*** Opening of SUPPLIED DATA ***

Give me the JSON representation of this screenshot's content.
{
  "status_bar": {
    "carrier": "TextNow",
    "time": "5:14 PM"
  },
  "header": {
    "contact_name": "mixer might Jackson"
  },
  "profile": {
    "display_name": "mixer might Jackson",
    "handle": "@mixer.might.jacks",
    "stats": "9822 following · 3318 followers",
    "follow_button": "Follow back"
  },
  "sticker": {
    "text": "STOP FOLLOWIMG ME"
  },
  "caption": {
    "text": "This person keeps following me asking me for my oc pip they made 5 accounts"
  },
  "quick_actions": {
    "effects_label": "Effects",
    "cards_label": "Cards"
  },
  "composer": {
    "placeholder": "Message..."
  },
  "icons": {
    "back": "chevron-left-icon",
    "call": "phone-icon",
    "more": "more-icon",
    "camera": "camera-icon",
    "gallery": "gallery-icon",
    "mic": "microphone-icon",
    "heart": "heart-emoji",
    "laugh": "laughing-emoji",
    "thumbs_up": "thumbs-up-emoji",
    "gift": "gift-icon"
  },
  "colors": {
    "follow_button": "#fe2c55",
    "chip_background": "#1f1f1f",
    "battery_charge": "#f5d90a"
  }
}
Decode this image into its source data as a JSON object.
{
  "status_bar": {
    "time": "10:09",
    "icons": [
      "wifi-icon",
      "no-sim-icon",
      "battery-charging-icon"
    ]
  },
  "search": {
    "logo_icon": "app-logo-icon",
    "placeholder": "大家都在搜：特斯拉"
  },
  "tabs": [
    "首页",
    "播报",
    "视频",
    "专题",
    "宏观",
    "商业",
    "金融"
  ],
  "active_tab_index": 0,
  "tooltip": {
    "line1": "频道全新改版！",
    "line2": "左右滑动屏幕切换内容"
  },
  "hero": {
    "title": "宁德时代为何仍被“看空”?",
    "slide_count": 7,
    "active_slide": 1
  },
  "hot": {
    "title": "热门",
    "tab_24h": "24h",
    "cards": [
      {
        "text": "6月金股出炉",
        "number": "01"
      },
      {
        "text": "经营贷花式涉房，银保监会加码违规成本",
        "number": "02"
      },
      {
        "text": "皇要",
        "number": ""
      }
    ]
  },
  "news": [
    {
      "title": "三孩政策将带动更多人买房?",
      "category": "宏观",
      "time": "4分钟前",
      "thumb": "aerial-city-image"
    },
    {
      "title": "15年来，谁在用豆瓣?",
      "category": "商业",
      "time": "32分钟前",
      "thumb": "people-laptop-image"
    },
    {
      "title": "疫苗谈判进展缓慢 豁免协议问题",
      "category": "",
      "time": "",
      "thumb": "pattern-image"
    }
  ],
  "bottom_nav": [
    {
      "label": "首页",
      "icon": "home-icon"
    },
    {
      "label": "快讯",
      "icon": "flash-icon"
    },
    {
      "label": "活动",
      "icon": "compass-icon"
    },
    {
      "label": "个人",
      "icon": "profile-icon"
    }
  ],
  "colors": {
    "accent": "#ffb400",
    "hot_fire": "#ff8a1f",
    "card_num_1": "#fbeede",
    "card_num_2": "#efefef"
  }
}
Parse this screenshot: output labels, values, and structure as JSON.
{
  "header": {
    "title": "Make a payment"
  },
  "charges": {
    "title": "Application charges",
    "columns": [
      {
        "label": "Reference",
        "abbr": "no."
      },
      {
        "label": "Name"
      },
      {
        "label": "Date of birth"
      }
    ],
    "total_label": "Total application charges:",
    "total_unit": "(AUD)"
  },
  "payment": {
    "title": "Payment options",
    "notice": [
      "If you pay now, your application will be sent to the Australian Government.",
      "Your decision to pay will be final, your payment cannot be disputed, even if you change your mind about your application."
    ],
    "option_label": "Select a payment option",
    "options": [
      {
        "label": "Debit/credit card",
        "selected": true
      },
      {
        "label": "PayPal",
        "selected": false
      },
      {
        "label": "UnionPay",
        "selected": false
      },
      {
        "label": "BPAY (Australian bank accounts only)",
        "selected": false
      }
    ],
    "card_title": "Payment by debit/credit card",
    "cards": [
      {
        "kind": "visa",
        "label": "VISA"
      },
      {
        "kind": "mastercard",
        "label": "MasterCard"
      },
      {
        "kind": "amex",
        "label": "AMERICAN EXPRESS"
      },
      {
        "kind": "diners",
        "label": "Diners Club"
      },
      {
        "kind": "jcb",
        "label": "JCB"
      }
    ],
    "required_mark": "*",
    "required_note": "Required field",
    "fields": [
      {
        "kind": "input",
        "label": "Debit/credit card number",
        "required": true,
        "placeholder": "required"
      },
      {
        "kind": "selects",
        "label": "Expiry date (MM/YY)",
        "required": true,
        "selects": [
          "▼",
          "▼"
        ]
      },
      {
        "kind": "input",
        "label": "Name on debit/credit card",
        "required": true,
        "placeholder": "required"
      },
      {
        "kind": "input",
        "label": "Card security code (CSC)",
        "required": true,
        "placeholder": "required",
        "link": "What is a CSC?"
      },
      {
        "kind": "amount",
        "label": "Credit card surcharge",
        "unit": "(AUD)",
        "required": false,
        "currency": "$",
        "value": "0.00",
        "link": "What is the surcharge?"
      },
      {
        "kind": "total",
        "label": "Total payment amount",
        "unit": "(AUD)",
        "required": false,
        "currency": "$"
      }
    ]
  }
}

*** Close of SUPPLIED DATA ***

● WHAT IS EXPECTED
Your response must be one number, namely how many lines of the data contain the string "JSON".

● ANSWER AREA
3